I think digital startups and other companies that deliver their value digitally — such as Netflix, Facebook, or Google — are good examples of what to expect. There you see that business departments are making daily decisions on how to leverage technology to better service their customers. For the primary process systems in those organizations, there’s not a separate IT department that comes in to do a one-time project or is only called when there is a problem. IT people are embedded in the various business departments working toward the same agenda as others in the department. They often have the same boss, and they work very closely together. And that, I think, we will see more of in the future — IT people moving into the line-of-business departments and actually working within the departments. As IT people are the ones with the digital skills, they should be part of the team doing digital business.

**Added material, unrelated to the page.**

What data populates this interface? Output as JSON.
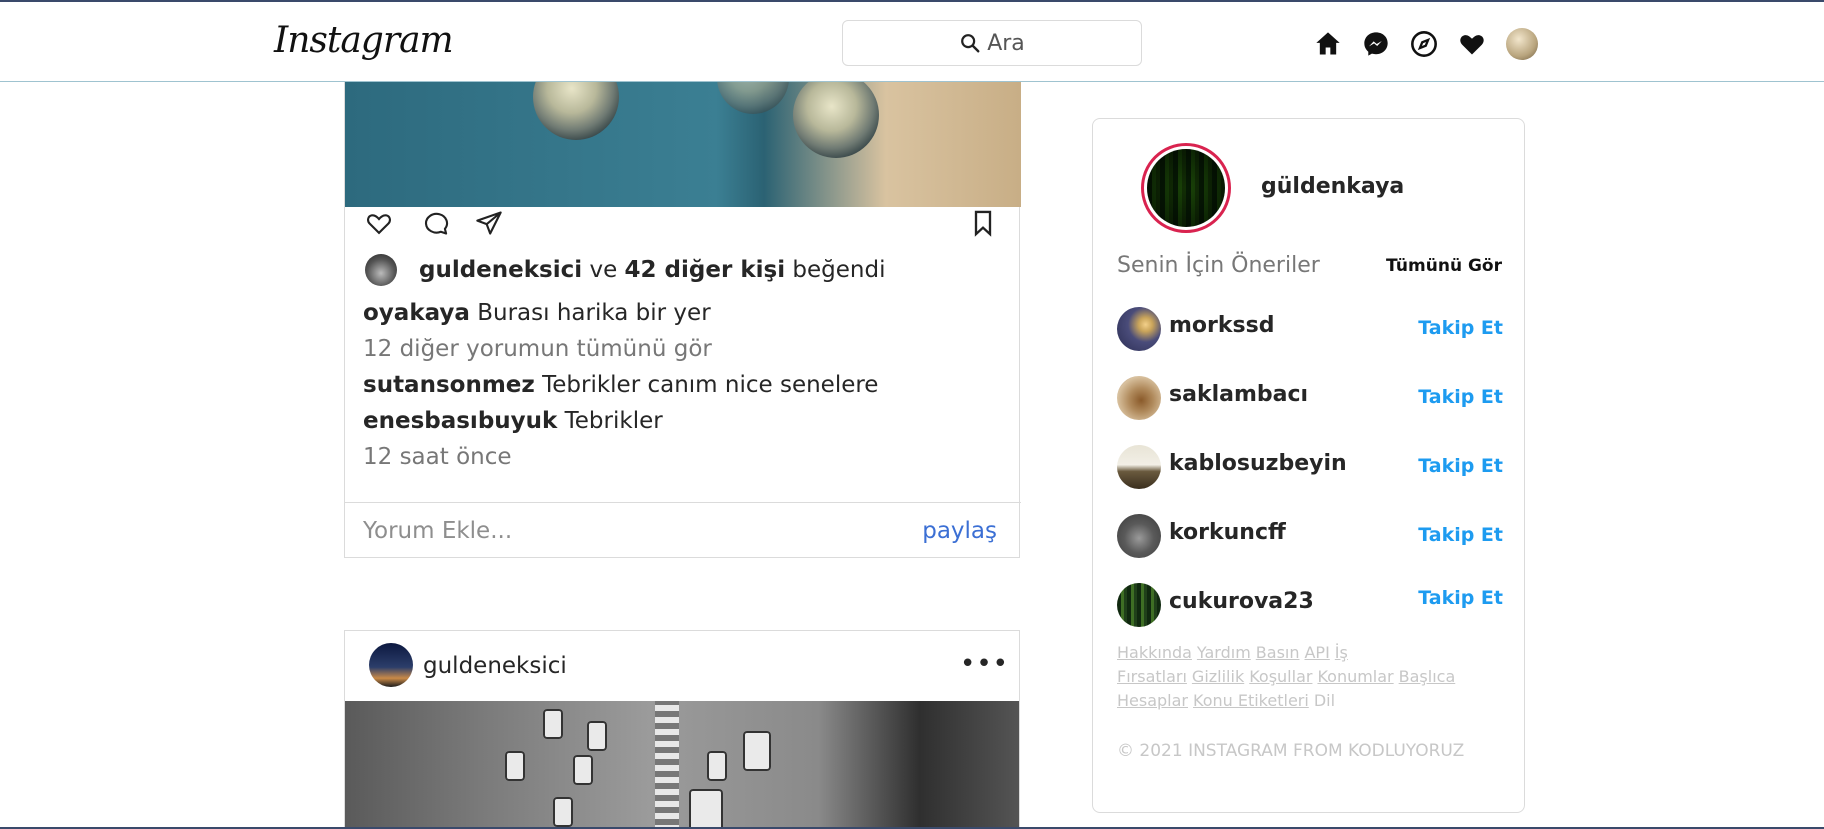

And these embedded IT people work closely with the centralized broker function described earlier, because they also will source enabling components such as infrastructure-as-a-service (IaaS) and platform-as-a-service (PaaS) applications or at even higher levels where possible.
Q: It’s clear that "cloud" is no longer just a buzzword or trend. But how far will it go? Will all applications be accessible via the cloud at some point down the road, or will there always be a need for on-premise solutions?
It will continue to be an evolution — the cloud is creating new possibilities every day, reaching out to hundreds of millions of people using big data and giving users mobile access anywhere in the world, any moment of the day. These are things that we couldn’t do before or were excruciatingly hard. That is now all becoming possible thanks to the cloud.
One common mistake a lot of IT organizations are making is looking at what they do today in IT and saying, "Let’s move that to the cloud." Basically, if you do that, you get the same functionality with the hope to shave some costs off. But it’s not necessarily cheaper to run an application that wasn’t designed for it in the cloud.
It makes a lot more sense to leverage the cloud for new capabilities. It’s pretty safe to say that the large majority of new applications and services will be designed specifically for the cloud. And a large part of the value of these new services will come from included and embedded content, not from more efficient computing or better algorithms. The great benefit of some of the cloud solutions already available today (such as LinkedIn or Google Maps) is they offer volumes of content far beyond what individual companies could ever imagine to collect — let alone keep up to date — themselves. Shared content will be an important driver for further cloud service adoption, maybe even more so than shared infrastructure or shared software code.
So I don’t think everything we have today will go to the cloud. But I think the large majority of what we will do in the future will be done in the cloud. And that will be a lot more than what we do today. It will be more mobile, analytical, and collaborative. Making way for what we in Gartner call a nexus of forces, consisting of mobile, information, social, and cloud.